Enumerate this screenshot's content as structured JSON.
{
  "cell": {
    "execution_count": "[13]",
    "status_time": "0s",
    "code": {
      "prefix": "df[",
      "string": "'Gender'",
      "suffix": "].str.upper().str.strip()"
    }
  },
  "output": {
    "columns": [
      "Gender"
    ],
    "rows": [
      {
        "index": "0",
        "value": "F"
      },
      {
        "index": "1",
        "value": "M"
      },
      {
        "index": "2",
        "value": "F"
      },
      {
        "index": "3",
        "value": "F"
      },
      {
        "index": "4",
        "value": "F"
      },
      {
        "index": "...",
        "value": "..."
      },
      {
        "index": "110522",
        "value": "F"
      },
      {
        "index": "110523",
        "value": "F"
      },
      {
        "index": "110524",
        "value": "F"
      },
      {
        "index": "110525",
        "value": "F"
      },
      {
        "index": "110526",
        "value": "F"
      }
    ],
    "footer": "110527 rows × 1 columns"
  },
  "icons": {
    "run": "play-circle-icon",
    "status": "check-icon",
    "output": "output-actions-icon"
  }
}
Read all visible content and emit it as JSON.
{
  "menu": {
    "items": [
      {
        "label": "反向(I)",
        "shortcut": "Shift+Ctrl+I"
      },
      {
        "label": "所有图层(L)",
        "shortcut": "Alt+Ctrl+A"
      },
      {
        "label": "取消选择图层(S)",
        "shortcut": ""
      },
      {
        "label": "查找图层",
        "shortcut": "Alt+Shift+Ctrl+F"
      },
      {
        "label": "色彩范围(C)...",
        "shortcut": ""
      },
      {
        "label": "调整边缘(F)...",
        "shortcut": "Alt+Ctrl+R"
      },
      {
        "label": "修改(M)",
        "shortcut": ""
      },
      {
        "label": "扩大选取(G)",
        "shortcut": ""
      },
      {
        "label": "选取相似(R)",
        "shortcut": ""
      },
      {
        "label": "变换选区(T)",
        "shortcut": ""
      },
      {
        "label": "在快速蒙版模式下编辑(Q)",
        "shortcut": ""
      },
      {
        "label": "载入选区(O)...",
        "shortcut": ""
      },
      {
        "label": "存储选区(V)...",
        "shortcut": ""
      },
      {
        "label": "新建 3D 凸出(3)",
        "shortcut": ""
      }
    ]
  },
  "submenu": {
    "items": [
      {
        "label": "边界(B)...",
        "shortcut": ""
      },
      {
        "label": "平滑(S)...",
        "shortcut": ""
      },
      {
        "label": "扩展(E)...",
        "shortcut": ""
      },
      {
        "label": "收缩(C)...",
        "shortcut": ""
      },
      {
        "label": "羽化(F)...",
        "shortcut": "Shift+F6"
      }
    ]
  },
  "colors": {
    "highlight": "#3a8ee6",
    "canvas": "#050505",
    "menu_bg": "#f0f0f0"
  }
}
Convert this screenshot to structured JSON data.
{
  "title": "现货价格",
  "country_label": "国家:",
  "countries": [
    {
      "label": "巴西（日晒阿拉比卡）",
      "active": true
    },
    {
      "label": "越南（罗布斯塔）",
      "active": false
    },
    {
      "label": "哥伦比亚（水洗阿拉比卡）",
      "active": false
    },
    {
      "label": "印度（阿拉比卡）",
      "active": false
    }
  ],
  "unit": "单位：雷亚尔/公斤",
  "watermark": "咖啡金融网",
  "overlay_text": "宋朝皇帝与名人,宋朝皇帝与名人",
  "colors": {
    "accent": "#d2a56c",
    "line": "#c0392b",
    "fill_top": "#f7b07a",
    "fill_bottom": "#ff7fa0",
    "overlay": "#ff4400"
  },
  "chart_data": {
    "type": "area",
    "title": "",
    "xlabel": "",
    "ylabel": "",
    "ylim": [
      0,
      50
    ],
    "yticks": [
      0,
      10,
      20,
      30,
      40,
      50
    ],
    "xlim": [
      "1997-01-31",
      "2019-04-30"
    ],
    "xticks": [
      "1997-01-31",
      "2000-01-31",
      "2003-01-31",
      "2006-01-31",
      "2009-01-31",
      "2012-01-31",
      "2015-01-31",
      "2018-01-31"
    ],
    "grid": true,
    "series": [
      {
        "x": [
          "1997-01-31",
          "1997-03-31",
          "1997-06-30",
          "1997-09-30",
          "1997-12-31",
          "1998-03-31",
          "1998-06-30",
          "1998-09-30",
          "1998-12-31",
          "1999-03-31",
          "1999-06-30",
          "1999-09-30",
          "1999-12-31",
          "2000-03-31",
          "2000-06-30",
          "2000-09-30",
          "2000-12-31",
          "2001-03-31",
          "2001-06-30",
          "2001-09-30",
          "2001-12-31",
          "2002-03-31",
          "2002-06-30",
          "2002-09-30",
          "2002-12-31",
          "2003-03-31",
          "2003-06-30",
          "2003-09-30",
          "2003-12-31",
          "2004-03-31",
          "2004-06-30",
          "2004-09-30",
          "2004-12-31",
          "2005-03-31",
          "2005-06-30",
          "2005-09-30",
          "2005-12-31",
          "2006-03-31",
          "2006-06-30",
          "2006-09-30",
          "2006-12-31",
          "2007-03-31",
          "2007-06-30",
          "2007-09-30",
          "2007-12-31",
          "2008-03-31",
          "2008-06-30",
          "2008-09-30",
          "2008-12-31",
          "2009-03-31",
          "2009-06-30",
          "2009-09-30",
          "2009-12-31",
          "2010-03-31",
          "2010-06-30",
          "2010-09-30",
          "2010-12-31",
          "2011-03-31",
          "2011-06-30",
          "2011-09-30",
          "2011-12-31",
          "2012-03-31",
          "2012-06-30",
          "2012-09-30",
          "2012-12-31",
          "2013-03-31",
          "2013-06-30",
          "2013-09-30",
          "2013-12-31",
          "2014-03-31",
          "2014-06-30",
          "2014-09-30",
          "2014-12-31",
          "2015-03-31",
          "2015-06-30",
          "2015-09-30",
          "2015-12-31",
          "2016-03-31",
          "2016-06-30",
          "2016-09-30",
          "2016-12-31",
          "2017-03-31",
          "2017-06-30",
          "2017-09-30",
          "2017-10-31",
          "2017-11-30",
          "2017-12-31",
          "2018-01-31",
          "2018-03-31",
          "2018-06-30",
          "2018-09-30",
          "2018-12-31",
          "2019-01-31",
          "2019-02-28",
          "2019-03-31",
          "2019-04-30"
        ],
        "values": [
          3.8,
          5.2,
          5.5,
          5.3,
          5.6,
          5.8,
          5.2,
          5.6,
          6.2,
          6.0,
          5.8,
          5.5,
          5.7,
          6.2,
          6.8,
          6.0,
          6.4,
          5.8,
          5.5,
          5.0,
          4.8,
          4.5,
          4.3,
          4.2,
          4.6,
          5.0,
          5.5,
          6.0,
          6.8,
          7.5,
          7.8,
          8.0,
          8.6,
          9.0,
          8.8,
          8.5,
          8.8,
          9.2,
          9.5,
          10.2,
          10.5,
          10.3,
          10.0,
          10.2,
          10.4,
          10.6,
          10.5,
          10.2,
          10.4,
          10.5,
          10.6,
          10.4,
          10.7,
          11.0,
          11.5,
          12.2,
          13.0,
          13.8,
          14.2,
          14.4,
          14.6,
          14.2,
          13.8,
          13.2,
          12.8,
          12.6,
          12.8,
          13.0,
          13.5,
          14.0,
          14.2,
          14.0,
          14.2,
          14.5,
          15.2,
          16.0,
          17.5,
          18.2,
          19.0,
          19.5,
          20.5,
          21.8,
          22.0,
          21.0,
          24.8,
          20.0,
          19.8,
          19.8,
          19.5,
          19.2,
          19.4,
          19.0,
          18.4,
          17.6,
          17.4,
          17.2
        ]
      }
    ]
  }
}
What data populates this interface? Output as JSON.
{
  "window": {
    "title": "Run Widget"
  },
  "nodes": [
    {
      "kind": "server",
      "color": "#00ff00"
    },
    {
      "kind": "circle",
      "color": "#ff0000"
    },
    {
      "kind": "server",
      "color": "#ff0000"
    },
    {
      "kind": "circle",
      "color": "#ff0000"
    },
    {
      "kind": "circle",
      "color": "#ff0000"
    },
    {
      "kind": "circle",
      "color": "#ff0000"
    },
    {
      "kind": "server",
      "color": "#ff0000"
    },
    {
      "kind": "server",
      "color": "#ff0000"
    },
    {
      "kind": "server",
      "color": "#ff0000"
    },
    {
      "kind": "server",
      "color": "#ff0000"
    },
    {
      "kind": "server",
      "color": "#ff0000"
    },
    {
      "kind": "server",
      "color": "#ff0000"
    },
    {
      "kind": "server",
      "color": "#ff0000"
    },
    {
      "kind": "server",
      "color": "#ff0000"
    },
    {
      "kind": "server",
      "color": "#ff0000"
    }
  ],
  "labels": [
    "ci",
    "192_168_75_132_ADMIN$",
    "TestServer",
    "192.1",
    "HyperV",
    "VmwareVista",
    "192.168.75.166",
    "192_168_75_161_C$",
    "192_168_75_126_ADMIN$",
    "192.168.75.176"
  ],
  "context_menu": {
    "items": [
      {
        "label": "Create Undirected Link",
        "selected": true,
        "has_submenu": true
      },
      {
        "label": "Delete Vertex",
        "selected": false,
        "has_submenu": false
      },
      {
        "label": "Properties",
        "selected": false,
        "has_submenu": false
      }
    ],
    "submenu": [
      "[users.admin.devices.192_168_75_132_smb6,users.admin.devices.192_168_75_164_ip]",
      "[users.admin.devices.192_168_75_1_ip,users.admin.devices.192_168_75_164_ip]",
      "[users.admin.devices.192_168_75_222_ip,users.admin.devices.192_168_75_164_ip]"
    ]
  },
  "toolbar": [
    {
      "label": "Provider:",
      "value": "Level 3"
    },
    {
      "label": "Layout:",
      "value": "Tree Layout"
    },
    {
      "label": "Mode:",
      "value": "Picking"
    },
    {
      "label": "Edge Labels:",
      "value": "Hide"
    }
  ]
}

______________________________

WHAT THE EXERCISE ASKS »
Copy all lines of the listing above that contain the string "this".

ANSWER AREA »
Enumerate this screenshot's content as structured JSON.
Convert this screenshot to structured JSON data.
What data populates this interface? Output as JSON.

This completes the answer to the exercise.